* **PROBLEM STATEMENT**: Report each line of the entries below that includes "this".

____________

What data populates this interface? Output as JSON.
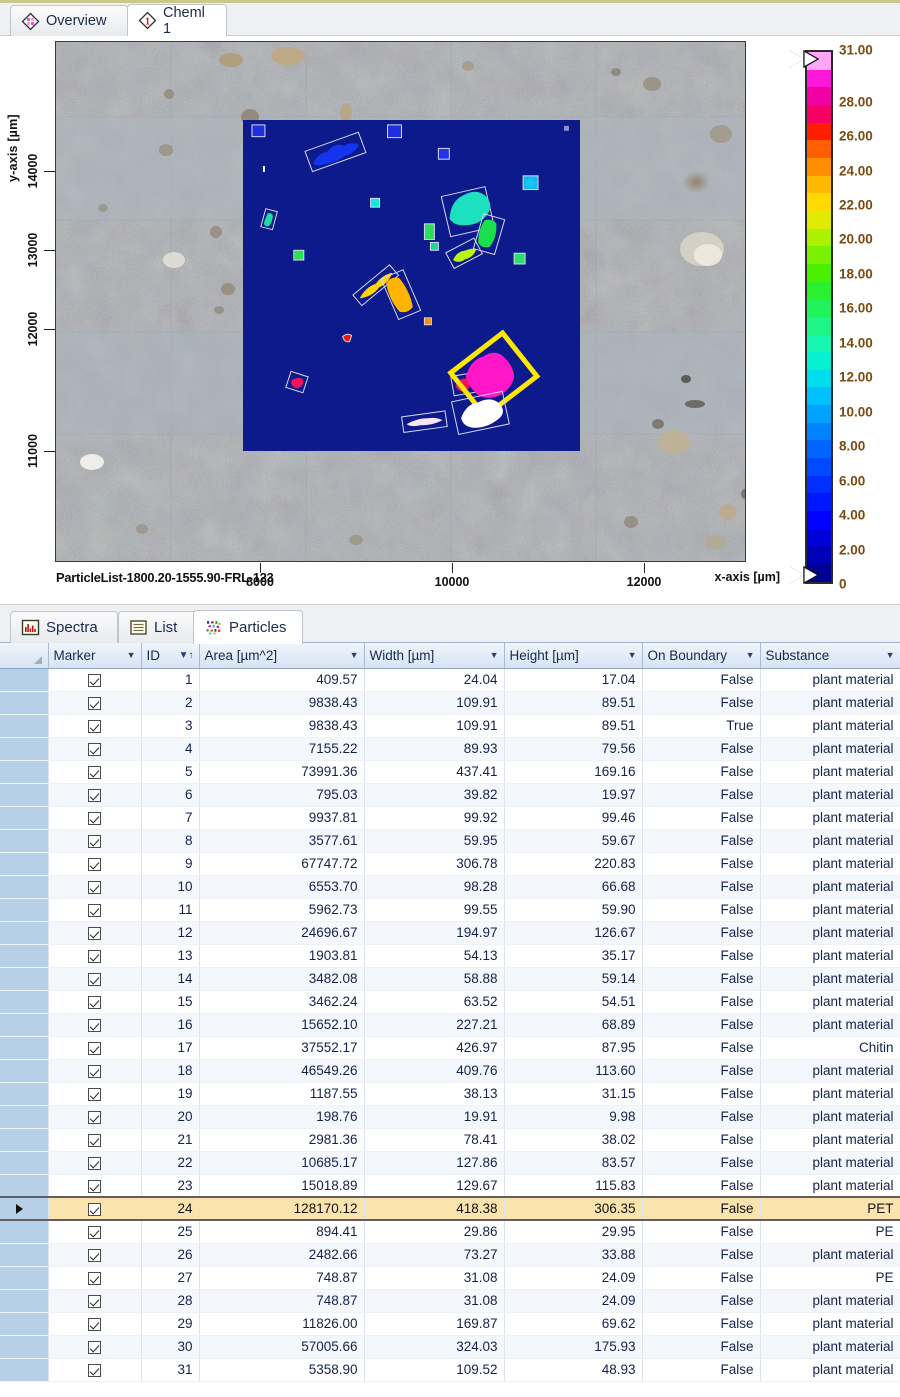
{
  "top_tabs": [
    {
      "label": "Overview",
      "icon": "diamond-pattern-icon",
      "active": false
    },
    {
      "label": "Cheml 1",
      "icon": "diamond-one-icon",
      "active": true
    }
  ],
  "bottom_tabs": [
    {
      "label": "Spectra",
      "icon": "spectrum-chart-icon",
      "active": false
    },
    {
      "label": "List",
      "icon": "list-lines-icon",
      "active": false
    },
    {
      "label": "Particles",
      "icon": "particles-dots-icon",
      "active": true
    }
  ],
  "plot": {
    "y_axis_title": "y-axis [µm]",
    "x_axis_title": "x-axis [µm]",
    "caption": "ParticleList-1800.20-1555.90-FRL-123",
    "x_ticks": [
      "8000",
      "10000",
      "12000"
    ],
    "y_ticks": [
      "11000",
      "12000",
      "13000",
      "14000"
    ]
  },
  "chart_data": {
    "type": "heatmap",
    "title": "ParticleList-1800.20-1555.90-FRL-123",
    "xlabel": "x-axis [µm]",
    "ylabel": "y-axis [µm]",
    "xlim": [
      6900,
      12900
    ],
    "ylim": [
      10350,
      14600
    ],
    "x_tick_values": [
      8000,
      10000,
      12000
    ],
    "y_tick_values": [
      11000,
      12000,
      13000,
      14000
    ],
    "colorbar": {
      "label": "",
      "min": 0,
      "max": 31,
      "tick_values": [
        0,
        2,
        4,
        6,
        8,
        10,
        12,
        14,
        16,
        18,
        20,
        22,
        24,
        26,
        28,
        31
      ],
      "tick_labels": [
        "0",
        "2.00",
        "4.00",
        "6.00",
        "8.00",
        "10.00",
        "12.00",
        "14.00",
        "16.00",
        "18.00",
        "20.00",
        "22.00",
        "24.00",
        "26.00",
        "28.00",
        "31.00"
      ],
      "colormap": "jet-to-white"
    },
    "grid": false,
    "legend": "none",
    "overlay_field_background_value": 1,
    "particles_plotted": 31
  },
  "colorbar_ticks": [
    {
      "label": "31.00",
      "value": 31
    },
    {
      "label": "28.00",
      "value": 28
    },
    {
      "label": "26.00",
      "value": 26
    },
    {
      "label": "24.00",
      "value": 24
    },
    {
      "label": "22.00",
      "value": 22
    },
    {
      "label": "20.00",
      "value": 20
    },
    {
      "label": "18.00",
      "value": 18
    },
    {
      "label": "16.00",
      "value": 16
    },
    {
      "label": "14.00",
      "value": 14
    },
    {
      "label": "12.00",
      "value": 12
    },
    {
      "label": "10.00",
      "value": 10
    },
    {
      "label": "8.00",
      "value": 8
    },
    {
      "label": "6.00",
      "value": 6
    },
    {
      "label": "4.00",
      "value": 4
    },
    {
      "label": "2.00",
      "value": 2
    },
    {
      "label": "0",
      "value": 0
    }
  ],
  "table": {
    "columns": [
      {
        "key": "marker",
        "label": "Marker",
        "align": "center",
        "dropdown": true,
        "sorted": false
      },
      {
        "key": "id",
        "label": "ID",
        "align": "right",
        "dropdown": true,
        "sorted": true
      },
      {
        "key": "area",
        "label": "Area [µm^2]",
        "align": "right",
        "dropdown": true,
        "sorted": false
      },
      {
        "key": "width",
        "label": "Width [µm]",
        "align": "right",
        "dropdown": true,
        "sorted": false
      },
      {
        "key": "height",
        "label": "Height [µm]",
        "align": "right",
        "dropdown": true,
        "sorted": false
      },
      {
        "key": "boundary",
        "label": "On Boundary",
        "align": "right",
        "dropdown": true,
        "sorted": false
      },
      {
        "key": "substance",
        "label": "Substance",
        "align": "right",
        "dropdown": true,
        "sorted": false
      }
    ],
    "selected_row_id": 24,
    "rows": [
      {
        "marker": true,
        "id": "1",
        "area": "409.57",
        "width": "24.04",
        "height": "17.04",
        "boundary": "False",
        "substance": "plant material"
      },
      {
        "marker": true,
        "id": "2",
        "area": "9838.43",
        "width": "109.91",
        "height": "89.51",
        "boundary": "False",
        "substance": "plant material"
      },
      {
        "marker": true,
        "id": "3",
        "area": "9838.43",
        "width": "109.91",
        "height": "89.51",
        "boundary": "True",
        "substance": "plant material"
      },
      {
        "marker": true,
        "id": "4",
        "area": "7155.22",
        "width": "89.93",
        "height": "79.56",
        "boundary": "False",
        "substance": "plant material"
      },
      {
        "marker": true,
        "id": "5",
        "area": "73991.36",
        "width": "437.41",
        "height": "169.16",
        "boundary": "False",
        "substance": "plant material"
      },
      {
        "marker": true,
        "id": "6",
        "area": "795.03",
        "width": "39.82",
        "height": "19.97",
        "boundary": "False",
        "substance": "plant material"
      },
      {
        "marker": true,
        "id": "7",
        "area": "9937.81",
        "width": "99.92",
        "height": "99.46",
        "boundary": "False",
        "substance": "plant material"
      },
      {
        "marker": true,
        "id": "8",
        "area": "3577.61",
        "width": "59.95",
        "height": "59.67",
        "boundary": "False",
        "substance": "plant material"
      },
      {
        "marker": true,
        "id": "9",
        "area": "67747.72",
        "width": "306.78",
        "height": "220.83",
        "boundary": "False",
        "substance": "plant material"
      },
      {
        "marker": true,
        "id": "10",
        "area": "6553.70",
        "width": "98.28",
        "height": "66.68",
        "boundary": "False",
        "substance": "plant material"
      },
      {
        "marker": true,
        "id": "11",
        "area": "5962.73",
        "width": "99.55",
        "height": "59.90",
        "boundary": "False",
        "substance": "plant material"
      },
      {
        "marker": true,
        "id": "12",
        "area": "24696.67",
        "width": "194.97",
        "height": "126.67",
        "boundary": "False",
        "substance": "plant material"
      },
      {
        "marker": true,
        "id": "13",
        "area": "1903.81",
        "width": "54.13",
        "height": "35.17",
        "boundary": "False",
        "substance": "plant material"
      },
      {
        "marker": true,
        "id": "14",
        "area": "3482.08",
        "width": "58.88",
        "height": "59.14",
        "boundary": "False",
        "substance": "plant material"
      },
      {
        "marker": true,
        "id": "15",
        "area": "3462.24",
        "width": "63.52",
        "height": "54.51",
        "boundary": "False",
        "substance": "plant material"
      },
      {
        "marker": true,
        "id": "16",
        "area": "15652.10",
        "width": "227.21",
        "height": "68.89",
        "boundary": "False",
        "substance": "plant material"
      },
      {
        "marker": true,
        "id": "17",
        "area": "37552.17",
        "width": "426.97",
        "height": "87.95",
        "boundary": "False",
        "substance": "Chitin"
      },
      {
        "marker": true,
        "id": "18",
        "area": "46549.26",
        "width": "409.76",
        "height": "113.60",
        "boundary": "False",
        "substance": "plant material"
      },
      {
        "marker": true,
        "id": "19",
        "area": "1187.55",
        "width": "38.13",
        "height": "31.15",
        "boundary": "False",
        "substance": "plant material"
      },
      {
        "marker": true,
        "id": "20",
        "area": "198.76",
        "width": "19.91",
        "height": "9.98",
        "boundary": "False",
        "substance": "plant material"
      },
      {
        "marker": true,
        "id": "21",
        "area": "2981.36",
        "width": "78.41",
        "height": "38.02",
        "boundary": "False",
        "substance": "plant material"
      },
      {
        "marker": true,
        "id": "22",
        "area": "10685.17",
        "width": "127.86",
        "height": "83.57",
        "boundary": "False",
        "substance": "plant material"
      },
      {
        "marker": true,
        "id": "23",
        "area": "15018.89",
        "width": "129.67",
        "height": "115.83",
        "boundary": "False",
        "substance": "plant material"
      },
      {
        "marker": true,
        "id": "24",
        "area": "128170.12",
        "width": "418.38",
        "height": "306.35",
        "boundary": "False",
        "substance": "PET"
      },
      {
        "marker": true,
        "id": "25",
        "area": "894.41",
        "width": "29.86",
        "height": "29.95",
        "boundary": "False",
        "substance": "PE"
      },
      {
        "marker": true,
        "id": "26",
        "area": "2482.66",
        "width": "73.27",
        "height": "33.88",
        "boundary": "False",
        "substance": "plant material"
      },
      {
        "marker": true,
        "id": "27",
        "area": "748.87",
        "width": "31.08",
        "height": "24.09",
        "boundary": "False",
        "substance": "PE"
      },
      {
        "marker": true,
        "id": "28",
        "area": "748.87",
        "width": "31.08",
        "height": "24.09",
        "boundary": "False",
        "substance": "plant material"
      },
      {
        "marker": true,
        "id": "29",
        "area": "11826.00",
        "width": "169.87",
        "height": "69.62",
        "boundary": "False",
        "substance": "plant material"
      },
      {
        "marker": true,
        "id": "30",
        "area": "57005.66",
        "width": "324.03",
        "height": "175.93",
        "boundary": "False",
        "substance": "plant material"
      },
      {
        "marker": true,
        "id": "31",
        "area": "5358.90",
        "width": "109.52",
        "height": "48.93",
        "boundary": "False",
        "substance": "plant material"
      }
    ]
  },
  "colors": {
    "selection_row": "#fbe3ae",
    "header_blue": "#d6e4f3",
    "overlay_background": "#0c1a8c",
    "selected_particle_box": "#ffe800",
    "tick_label": "#7a4a12"
  }
}
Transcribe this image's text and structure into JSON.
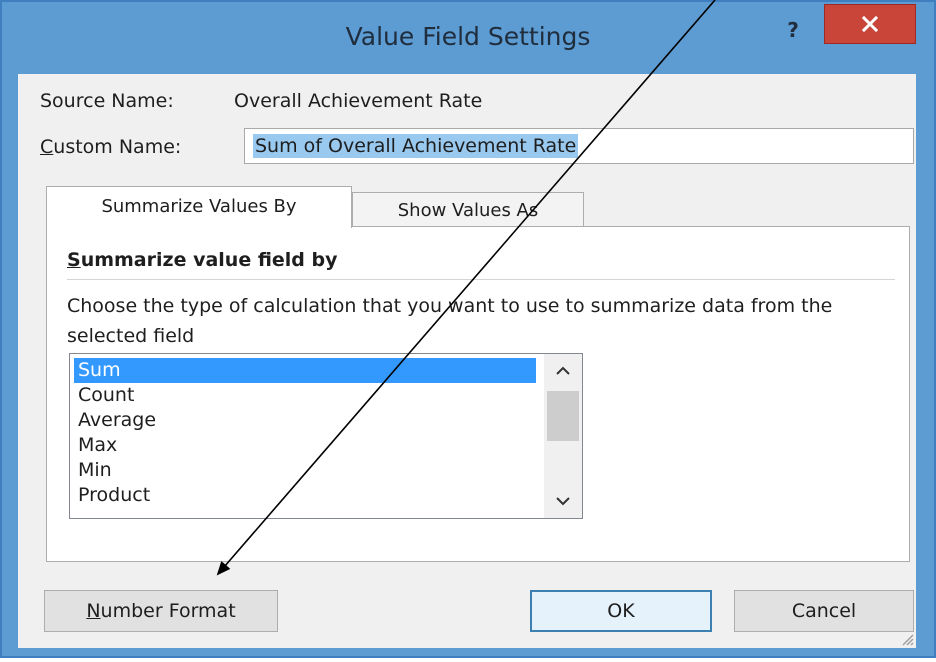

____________

* **EXERCISE RESPONSE**:
What data populates this interface? Output as JSON.
Transcribe this image's text and structure into JSON.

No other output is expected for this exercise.